Data records:
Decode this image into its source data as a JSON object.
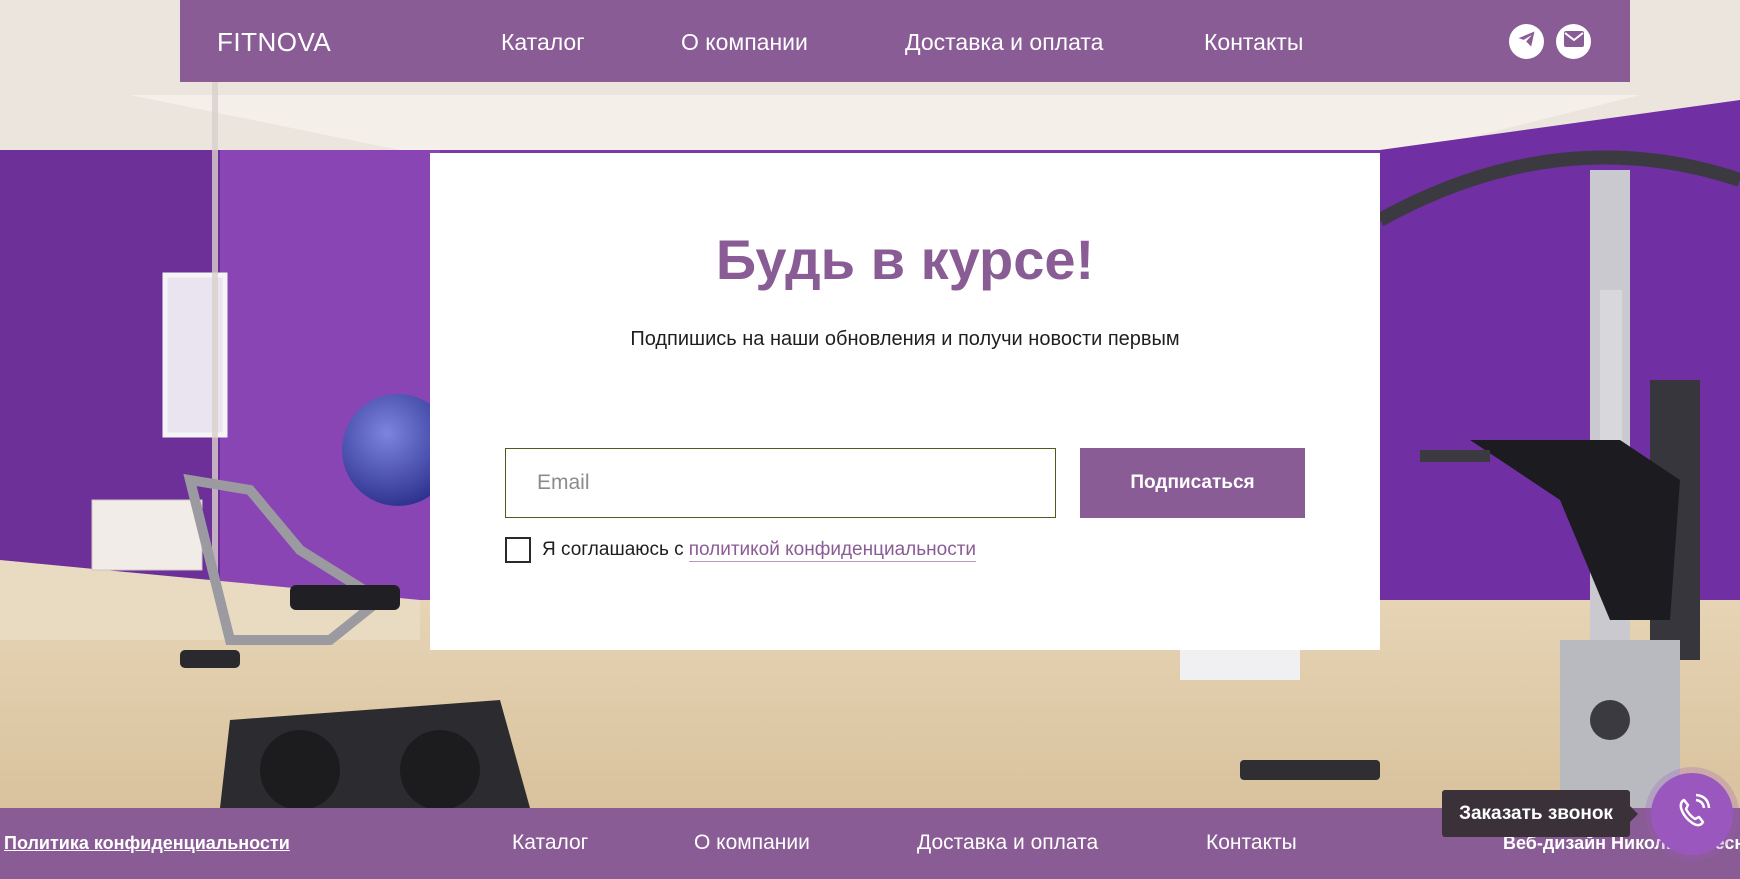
{
  "header": {
    "logo": "FITNOVA",
    "nav": [
      "Каталог",
      "О компании",
      "Доставка и оплата",
      "Контакты"
    ],
    "social_icons": [
      "telegram-icon",
      "mail-icon"
    ]
  },
  "subscribe": {
    "title": "Будь в курсе!",
    "subtitle": "Подпишись на наши обновления и получи новости первым",
    "email_placeholder": "Email",
    "email_value": "",
    "button_label": "Подписаться",
    "consent_text": "Я соглашаюсь с",
    "consent_link": "политикой конфиденциальности",
    "consent_checked": false
  },
  "footer": {
    "policy": "Политика конфиденциальности",
    "nav": [
      "Каталог",
      "О компании",
      "Доставка и оплата",
      "Контакты"
    ],
    "credit": "Веб-дизайн Николь Колесн"
  },
  "callback": {
    "label": "Заказать звонок",
    "icon": "phone-icon"
  },
  "colors": {
    "brand": "#8a5c95",
    "callback_accent": "#9a57be",
    "wall": "#7b39a8"
  }
}
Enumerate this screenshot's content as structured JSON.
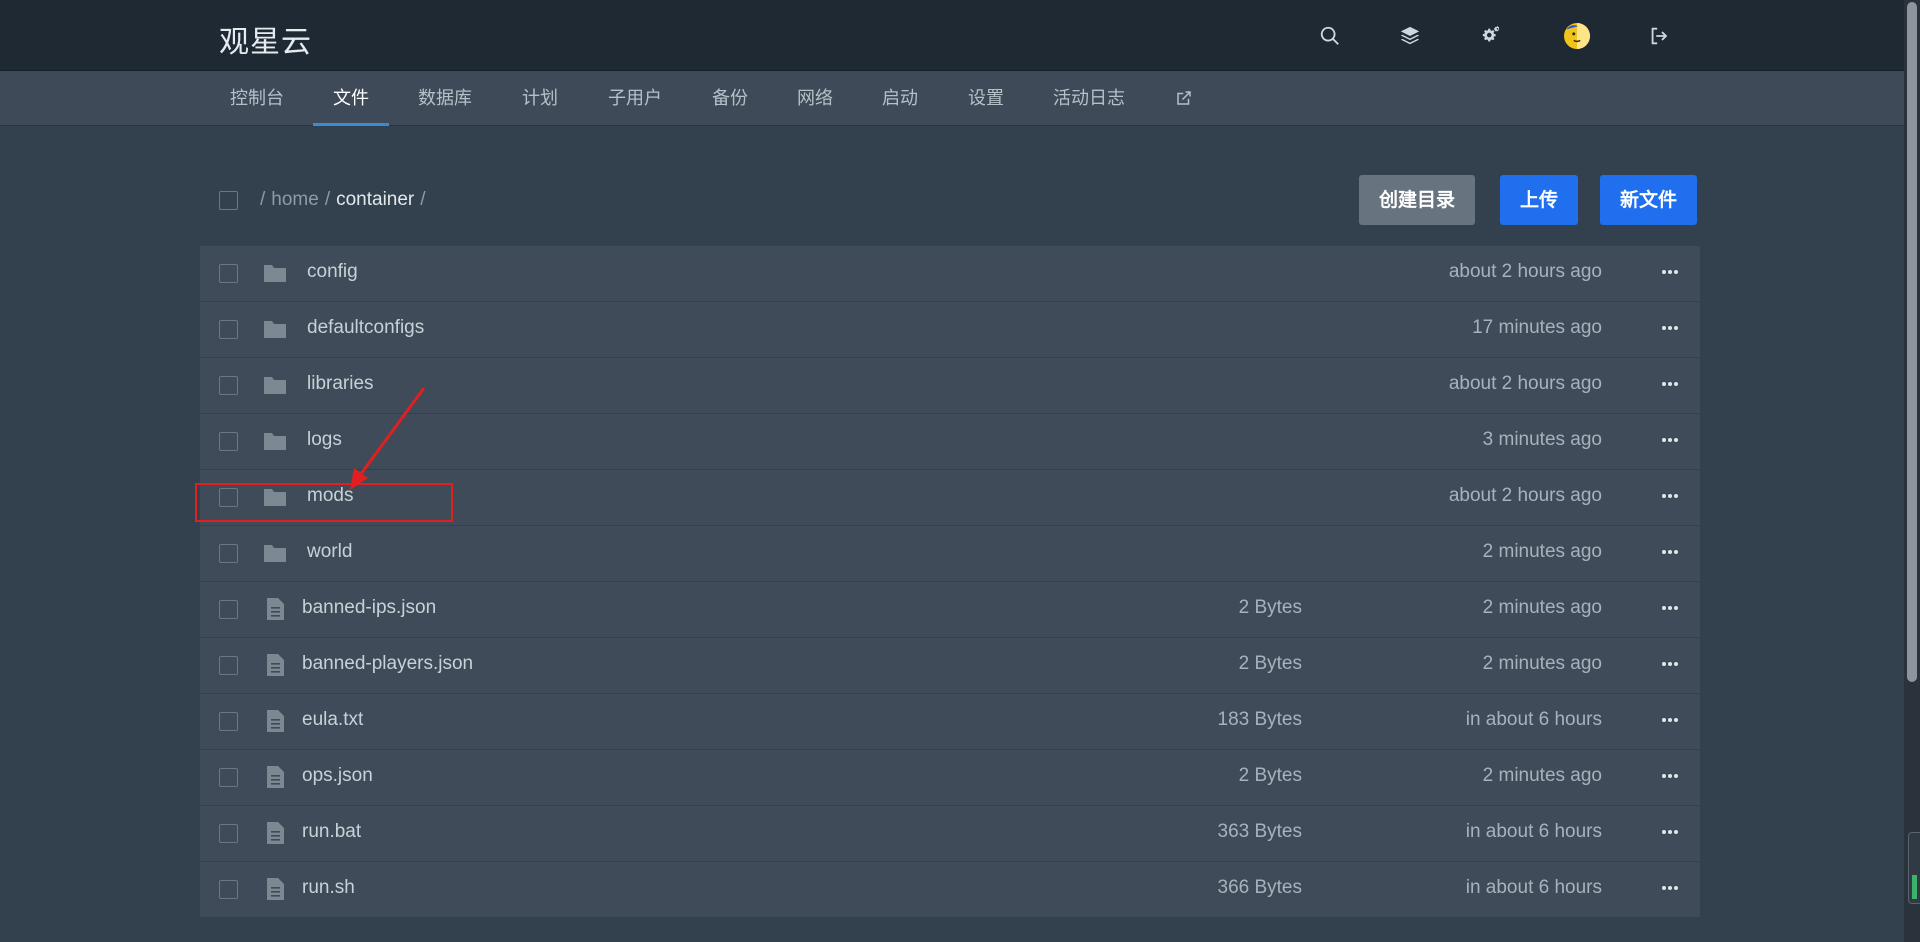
{
  "header": {
    "brand": "观星云",
    "icons": [
      "search-icon",
      "layers-icon",
      "gears-icon",
      "avatar",
      "logout-icon"
    ]
  },
  "nav": {
    "items": [
      {
        "label": "控制台"
      },
      {
        "label": "文件",
        "active": true
      },
      {
        "label": "数据库"
      },
      {
        "label": "计划"
      },
      {
        "label": "子用户"
      },
      {
        "label": "备份"
      },
      {
        "label": "网络"
      },
      {
        "label": "启动"
      },
      {
        "label": "设置"
      },
      {
        "label": "活动日志"
      }
    ],
    "external_icon": "external-link-icon"
  },
  "breadcrumb": {
    "sep1": "/",
    "home": "home",
    "sep2": "/",
    "current": "container",
    "sep3": "/"
  },
  "actions": {
    "create_dir": "创建目录",
    "upload": "上传",
    "new_file": "新文件"
  },
  "files": [
    {
      "type": "folder",
      "name": "config",
      "size": "",
      "modified": "about 2 hours ago"
    },
    {
      "type": "folder",
      "name": "defaultconfigs",
      "size": "",
      "modified": "17 minutes ago"
    },
    {
      "type": "folder",
      "name": "libraries",
      "size": "",
      "modified": "about 2 hours ago"
    },
    {
      "type": "folder",
      "name": "logs",
      "size": "",
      "modified": "3 minutes ago"
    },
    {
      "type": "folder",
      "name": "mods",
      "size": "",
      "modified": "about 2 hours ago"
    },
    {
      "type": "folder",
      "name": "world",
      "size": "",
      "modified": "2 minutes ago"
    },
    {
      "type": "file",
      "name": "banned-ips.json",
      "size": "2 Bytes",
      "modified": "2 minutes ago"
    },
    {
      "type": "file",
      "name": "banned-players.json",
      "size": "2 Bytes",
      "modified": "2 minutes ago"
    },
    {
      "type": "file",
      "name": "eula.txt",
      "size": "183 Bytes",
      "modified": "in about 6 hours"
    },
    {
      "type": "file",
      "name": "ops.json",
      "size": "2 Bytes",
      "modified": "2 minutes ago"
    },
    {
      "type": "file",
      "name": "run.bat",
      "size": "363 Bytes",
      "modified": "in about 6 hours"
    },
    {
      "type": "file",
      "name": "run.sh",
      "size": "366 Bytes",
      "modified": "in about 6 hours"
    }
  ],
  "colors": {
    "header_bg": "#1f2933",
    "nav_bg": "#3e4a57",
    "page_bg": "#33404d",
    "row_bg": "#3f4b58",
    "primary": "#1f6fef",
    "secondary": "#67737e",
    "annotation": "#e02020"
  }
}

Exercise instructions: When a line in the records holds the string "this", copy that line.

Result below:
Decode this image into its source data as a JSON object.
Enumerate this screenshot's content as structured JSON.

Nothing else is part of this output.